[[ Data open ]]
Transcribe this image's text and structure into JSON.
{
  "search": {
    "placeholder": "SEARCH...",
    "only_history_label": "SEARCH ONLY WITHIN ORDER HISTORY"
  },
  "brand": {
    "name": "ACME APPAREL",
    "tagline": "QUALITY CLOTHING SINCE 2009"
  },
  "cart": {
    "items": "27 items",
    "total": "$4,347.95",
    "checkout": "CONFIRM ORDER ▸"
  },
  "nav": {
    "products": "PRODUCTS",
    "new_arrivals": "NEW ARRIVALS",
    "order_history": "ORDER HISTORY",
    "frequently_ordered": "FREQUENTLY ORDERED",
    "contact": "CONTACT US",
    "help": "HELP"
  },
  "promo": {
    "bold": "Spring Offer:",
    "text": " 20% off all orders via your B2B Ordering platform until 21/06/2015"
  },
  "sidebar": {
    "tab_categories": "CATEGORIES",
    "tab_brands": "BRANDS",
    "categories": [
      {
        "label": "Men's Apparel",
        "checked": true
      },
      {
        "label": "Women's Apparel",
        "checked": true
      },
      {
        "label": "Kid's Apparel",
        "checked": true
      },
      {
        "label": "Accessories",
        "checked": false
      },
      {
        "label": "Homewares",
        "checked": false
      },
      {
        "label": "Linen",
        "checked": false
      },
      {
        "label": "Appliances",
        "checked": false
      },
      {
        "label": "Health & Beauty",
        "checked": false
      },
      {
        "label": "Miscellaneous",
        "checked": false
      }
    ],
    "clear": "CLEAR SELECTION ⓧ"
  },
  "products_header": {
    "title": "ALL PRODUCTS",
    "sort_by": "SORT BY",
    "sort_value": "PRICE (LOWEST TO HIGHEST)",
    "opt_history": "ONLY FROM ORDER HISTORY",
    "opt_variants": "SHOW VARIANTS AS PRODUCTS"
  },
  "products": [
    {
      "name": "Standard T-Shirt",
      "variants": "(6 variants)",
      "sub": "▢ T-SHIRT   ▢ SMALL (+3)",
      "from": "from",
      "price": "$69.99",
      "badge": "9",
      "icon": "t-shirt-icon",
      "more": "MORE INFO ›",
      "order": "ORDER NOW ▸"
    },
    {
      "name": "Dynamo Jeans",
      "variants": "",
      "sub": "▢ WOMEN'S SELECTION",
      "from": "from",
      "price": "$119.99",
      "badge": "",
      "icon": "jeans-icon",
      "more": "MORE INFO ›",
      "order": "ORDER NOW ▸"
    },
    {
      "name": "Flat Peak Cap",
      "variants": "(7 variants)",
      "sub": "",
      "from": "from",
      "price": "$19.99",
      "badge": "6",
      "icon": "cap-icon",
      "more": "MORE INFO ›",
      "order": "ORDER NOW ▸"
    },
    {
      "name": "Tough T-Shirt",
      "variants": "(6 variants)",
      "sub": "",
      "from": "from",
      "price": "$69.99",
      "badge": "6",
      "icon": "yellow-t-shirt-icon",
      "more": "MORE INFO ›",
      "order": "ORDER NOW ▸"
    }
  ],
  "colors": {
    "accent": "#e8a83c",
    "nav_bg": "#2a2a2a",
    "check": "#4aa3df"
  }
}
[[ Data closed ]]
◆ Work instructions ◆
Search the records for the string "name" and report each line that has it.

◆ Response ◆
    "name": "ACME APPAREL",
      "name": "Standard T-Shirt",
      "name": "Dynamo Jeans",
      "name": "Flat Peak Cap",
      "name": "Tough T-Shirt",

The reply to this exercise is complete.